[Exercise prompt] Return the listing in full. Keep every word as it stands.

^^^^^^^^

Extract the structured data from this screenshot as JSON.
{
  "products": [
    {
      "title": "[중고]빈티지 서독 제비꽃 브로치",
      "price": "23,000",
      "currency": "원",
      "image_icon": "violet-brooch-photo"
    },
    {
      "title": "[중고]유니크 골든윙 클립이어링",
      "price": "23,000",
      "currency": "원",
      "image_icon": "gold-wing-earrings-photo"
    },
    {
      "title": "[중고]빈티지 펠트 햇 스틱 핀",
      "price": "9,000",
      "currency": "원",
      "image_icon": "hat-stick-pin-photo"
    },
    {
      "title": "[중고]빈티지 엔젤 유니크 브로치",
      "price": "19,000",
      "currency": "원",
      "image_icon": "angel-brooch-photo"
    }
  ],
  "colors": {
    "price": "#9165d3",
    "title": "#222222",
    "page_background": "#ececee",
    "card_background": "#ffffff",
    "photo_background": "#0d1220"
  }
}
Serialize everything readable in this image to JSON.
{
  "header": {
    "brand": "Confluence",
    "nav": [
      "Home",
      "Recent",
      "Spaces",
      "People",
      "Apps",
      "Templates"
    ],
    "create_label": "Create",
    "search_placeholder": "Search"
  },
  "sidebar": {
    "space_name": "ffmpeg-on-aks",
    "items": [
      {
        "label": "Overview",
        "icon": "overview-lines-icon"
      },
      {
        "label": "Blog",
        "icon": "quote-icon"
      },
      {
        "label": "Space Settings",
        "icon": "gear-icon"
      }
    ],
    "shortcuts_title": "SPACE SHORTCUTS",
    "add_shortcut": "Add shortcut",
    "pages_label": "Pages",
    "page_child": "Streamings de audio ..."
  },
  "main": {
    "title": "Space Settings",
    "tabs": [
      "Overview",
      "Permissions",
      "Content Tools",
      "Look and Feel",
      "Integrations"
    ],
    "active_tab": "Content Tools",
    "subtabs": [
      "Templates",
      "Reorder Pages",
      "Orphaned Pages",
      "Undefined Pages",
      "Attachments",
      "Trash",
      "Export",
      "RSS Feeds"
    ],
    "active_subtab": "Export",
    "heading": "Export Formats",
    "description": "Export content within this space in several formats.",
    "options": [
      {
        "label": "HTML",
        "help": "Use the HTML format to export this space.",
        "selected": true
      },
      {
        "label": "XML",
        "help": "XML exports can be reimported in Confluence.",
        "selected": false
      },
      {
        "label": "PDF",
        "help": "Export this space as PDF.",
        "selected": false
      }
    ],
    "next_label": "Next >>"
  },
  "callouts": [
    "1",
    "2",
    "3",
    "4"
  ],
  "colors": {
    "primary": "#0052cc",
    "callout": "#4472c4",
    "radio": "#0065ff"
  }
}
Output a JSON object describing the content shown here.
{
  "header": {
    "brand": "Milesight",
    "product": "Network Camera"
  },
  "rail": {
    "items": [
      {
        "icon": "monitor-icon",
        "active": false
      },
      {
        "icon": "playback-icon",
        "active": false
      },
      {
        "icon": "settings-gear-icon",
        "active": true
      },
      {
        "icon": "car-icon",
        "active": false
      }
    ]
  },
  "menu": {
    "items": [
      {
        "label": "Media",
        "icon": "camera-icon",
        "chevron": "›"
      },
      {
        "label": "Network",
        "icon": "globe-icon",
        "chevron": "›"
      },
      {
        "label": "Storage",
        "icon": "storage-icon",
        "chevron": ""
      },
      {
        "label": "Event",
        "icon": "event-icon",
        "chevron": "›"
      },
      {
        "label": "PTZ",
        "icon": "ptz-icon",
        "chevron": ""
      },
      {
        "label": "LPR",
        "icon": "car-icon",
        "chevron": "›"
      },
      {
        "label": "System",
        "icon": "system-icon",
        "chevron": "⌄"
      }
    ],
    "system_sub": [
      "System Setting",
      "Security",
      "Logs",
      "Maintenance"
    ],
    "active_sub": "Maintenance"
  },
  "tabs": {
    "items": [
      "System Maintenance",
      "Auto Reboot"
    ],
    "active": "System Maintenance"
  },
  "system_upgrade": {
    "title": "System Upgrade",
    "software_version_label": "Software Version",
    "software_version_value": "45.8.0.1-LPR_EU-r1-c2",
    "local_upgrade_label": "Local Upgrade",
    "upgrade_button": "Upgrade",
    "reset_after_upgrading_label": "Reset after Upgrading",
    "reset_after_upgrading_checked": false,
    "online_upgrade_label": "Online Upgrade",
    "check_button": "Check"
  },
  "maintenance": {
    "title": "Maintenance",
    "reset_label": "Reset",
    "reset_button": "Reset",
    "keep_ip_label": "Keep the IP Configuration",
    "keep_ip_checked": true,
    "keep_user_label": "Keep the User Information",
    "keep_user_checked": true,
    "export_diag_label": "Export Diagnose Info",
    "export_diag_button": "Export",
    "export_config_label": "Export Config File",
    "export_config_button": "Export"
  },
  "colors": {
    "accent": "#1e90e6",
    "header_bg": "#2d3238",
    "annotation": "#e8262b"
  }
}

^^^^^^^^

[Your response]
Extract the structured data from this screenshot as JSON.
{
  "products": [
    {
      "title": "[중고]빈티지 서독 제비꽃 브로치",
      "price": "23,000",
      "currency": "원",
      "image_icon": "violet-brooch-photo"
    },
    {
      "title": "[중고]유니크 골든윙 클립이어링",
      "price": "23,000",
      "currency": "원",
      "image_icon": "gold-wing-earrings-photo"
    },
    {
      "title": "[중고]빈티지 펠트 햇 스틱 핀",
      "price": "9,000",
      "currency": "원",
      "image_icon": "hat-stick-pin-photo"
    },
    {
      "title": "[중고]빈티지 엔젤 유니크 브로치",
      "price": "19,000",
      "currency": "원",
      "image_icon": "angel-brooch-photo"
    }
  ],
  "colors": {
    "price": "#9165d3",
    "title": "#222222",
    "page_background": "#ececee",
    "card_background": "#ffffff",
    "photo_background": "#0d1220"
  }
}
Serialize everything readable in this image to JSON.
{
  "header": {
    "brand": "Confluence",
    "nav": [
      "Home",
      "Recent",
      "Spaces",
      "People",
      "Apps",
      "Templates"
    ],
    "create_label": "Create",
    "search_placeholder": "Search"
  },
  "sidebar": {
    "space_name": "ffmpeg-on-aks",
    "items": [
      {
        "label": "Overview",
        "icon": "overview-lines-icon"
      },
      {
        "label": "Blog",
        "icon": "quote-icon"
      },
      {
        "label": "Space Settings",
        "icon": "gear-icon"
      }
    ],
    "shortcuts_title": "SPACE SHORTCUTS",
    "add_shortcut": "Add shortcut",
    "pages_label": "Pages",
    "page_child": "Streamings de audio ..."
  },
  "main": {
    "title": "Space Settings",
    "tabs": [
      "Overview",
      "Permissions",
      "Content Tools",
      "Look and Feel",
      "Integrations"
    ],
    "active_tab": "Content Tools",
    "subtabs": [
      "Templates",
      "Reorder Pages",
      "Orphaned Pages",
      "Undefined Pages",
      "Attachments",
      "Trash",
      "Export",
      "RSS Feeds"
    ],
    "active_subtab": "Export",
    "heading": "Export Formats",
    "description": "Export content within this space in several formats.",
    "options": [
      {
        "label": "HTML",
        "help": "Use the HTML format to export this space.",
        "selected": true
      },
      {
        "label": "XML",
        "help": "XML exports can be reimported in Confluence.",
        "selected": false
      },
      {
        "label": "PDF",
        "help": "Export this space as PDF.",
        "selected": false
      }
    ],
    "next_label": "Next >>"
  },
  "callouts": [
    "1",
    "2",
    "3",
    "4"
  ],
  "colors": {
    "primary": "#0052cc",
    "callout": "#4472c4",
    "radio": "#0065ff"
  }
}
Output a JSON object describing the content shown here.
{
  "header": {
    "brand": "Milesight",
    "product": "Network Camera"
  },
  "rail": {
    "items": [
      {
        "icon": "monitor-icon",
        "active": false
      },
      {
        "icon": "playback-icon",
        "active": false
      },
      {
        "icon": "settings-gear-icon",
        "active": true
      },
      {
        "icon": "car-icon",
        "active": false
      }
    ]
  },
  "menu": {
    "items": [
      {
        "label": "Media",
        "icon": "camera-icon",
        "chevron": "›"
      },
      {
        "label": "Network",
        "icon": "globe-icon",
        "chevron": "›"
      },
      {
        "label": "Storage",
        "icon": "storage-icon",
        "chevron": ""
      },
      {
        "label": "Event",
        "icon": "event-icon",
        "chevron": "›"
      },
      {
        "label": "PTZ",
        "icon": "ptz-icon",
        "chevron": ""
      },
      {
        "label": "LPR",
        "icon": "car-icon",
        "chevron": "›"
      },
      {
        "label": "System",
        "icon": "system-icon",
        "chevron": "⌄"
      }
    ],
    "system_sub": [
      "System Setting",
      "Security",
      "Logs",
      "Maintenance"
    ],
    "active_sub": "Maintenance"
  },
  "tabs": {
    "items": [
      "System Maintenance",
      "Auto Reboot"
    ],
    "active": "System Maintenance"
  },
  "system_upgrade": {
    "title": "System Upgrade",
    "software_version_label": "Software Version",
    "software_version_value": "45.8.0.1-LPR_EU-r1-c2",
    "local_upgrade_label": "Local Upgrade",
    "upgrade_button": "Upgrade",
    "reset_after_upgrading_label": "Reset after Upgrading",
    "reset_after_upgrading_checked": false,
    "online_upgrade_label": "Online Upgrade",
    "check_button": "Check"
  },
  "maintenance": {
    "title": "Maintenance",
    "reset_label": "Reset",
    "reset_button": "Reset",
    "keep_ip_label": "Keep the IP Configuration",
    "keep_ip_checked": true,
    "keep_user_label": "Keep the User Information",
    "keep_user_checked": true,
    "export_diag_label": "Export Diagnose Info",
    "export_diag_button": "Export",
    "export_config_label": "Export Config File",
    "export_config_button": "Export"
  },
  "colors": {
    "accent": "#1e90e6",
    "header_bg": "#2d3238",
    "annotation": "#e8262b"
  }
}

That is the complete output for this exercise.